CAIRO: There is no American pressure on Egypt, said Francis Ricciardone US ambassador to Egypt.
In an interview on the popular TV show, El Nas we Ana (The People and I) hosted by Hussein Fahmy, the ambassador said he only hears about this type of talk.
There is no such thing as a country controlling another these days, he said.
Dressed in semi formal attire and speaking fluent colloquial Arabic marked with an accent, Ricciardone spoke of his love of the land of the Pharaohs.
A documentary showed the ambassador as he walked down the streets of Cairo with no bodyguards, in a casual dress code – or semi formal at best – eating in popular restaurants and dancing in a concert.
The question is, is the ambassador trying to change the already-tarnished image of the US in the Egyptian streets? Most probably.
The interview mainly humanized the ambassador, detaching him from the negative connotation that is regularly associated with the US.
Besides talking about culture and other non-political issues, the ambassador also talked about his family, recalling his daughter s wedding.

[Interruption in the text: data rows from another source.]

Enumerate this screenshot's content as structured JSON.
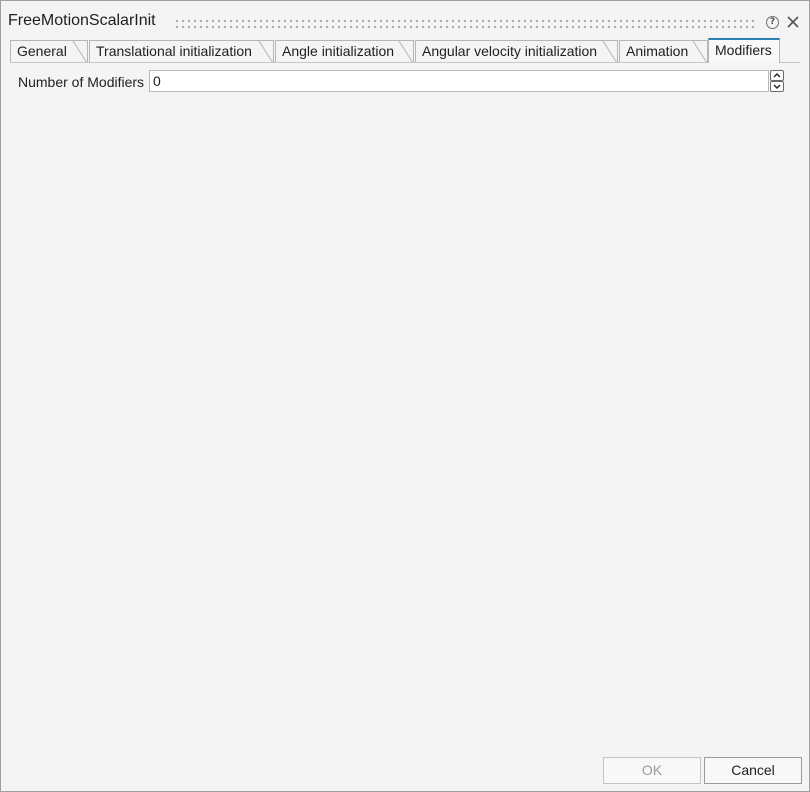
{
  "window": {
    "title": "FreeMotionScalarInit"
  },
  "tabs": [
    {
      "label": "General",
      "active": false
    },
    {
      "label": "Translational initialization",
      "active": false
    },
    {
      "label": "Angle initialization",
      "active": false
    },
    {
      "label": "Angular velocity initialization",
      "active": false
    },
    {
      "label": "Animation",
      "active": false
    },
    {
      "label": "Modifiers",
      "active": true
    }
  ],
  "modifiers": {
    "count_label": "Number of Modifiers",
    "count_value": "0"
  },
  "footer": {
    "ok_label": "OK",
    "cancel_label": "Cancel",
    "ok_enabled": false
  },
  "colors": {
    "active_tab_accent": "#2a7fb0",
    "background": "#f4f4f4"
  }
}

While watching the interview, a family that poses itself as group of patriots born in the Nasser era gave mixed reactions. While one admired the ambassador s simplicity and approachable attitude, another angrily ridiculed his statement that denied interference in other country s affairs.
Towards the end of the interview, Fahmy asked him how he feels when some papers describe him as Napoleon Bonaparte or the Consul General – the title given to the man representing Britain during its occupation of Egypt.
There is no such thing as Napoleon or Consul General these days, the ambassador answered.
Egypt is independent . It controls its own future, he added.
Last week, the Egyptian foreign ministry criticized American condemnation of the decision to imprison four newspaper editors.
The White House expressed “deep concern over the crackdown even as US Secretary of State Condoleezza Rice was having dinner with Foreign Minister Ahmed Aboul Gheit in New York.
The White House Press Secretary Dana Perino had said Monday that “these latest decisions appear to contradict the Egyptian government s stated commitment to expand democratic rights.
“Journalists and NGOs in Egypt and elsewhere should be permitted to carry out their peaceful work in a hospitable environment free from fear of harassment, reprisal, intimidation and discrimination, she added.
A foreign ministry statement condemning the US criticism said that “the statement issued by the White House spokesperson over press freedom and civil society is interference in our domestic affairs that is unacceptable to Egypt.
Fending off accusations of American intervention in Egyptian local affairs, the ambassador told Fahmy, Any pressure comes from within the country itself, from the Egyptians themselves.
Noting the role of media in eliminating extremism, wars and misunderstandings, the ambassador said he is optimistic about Egypt s future.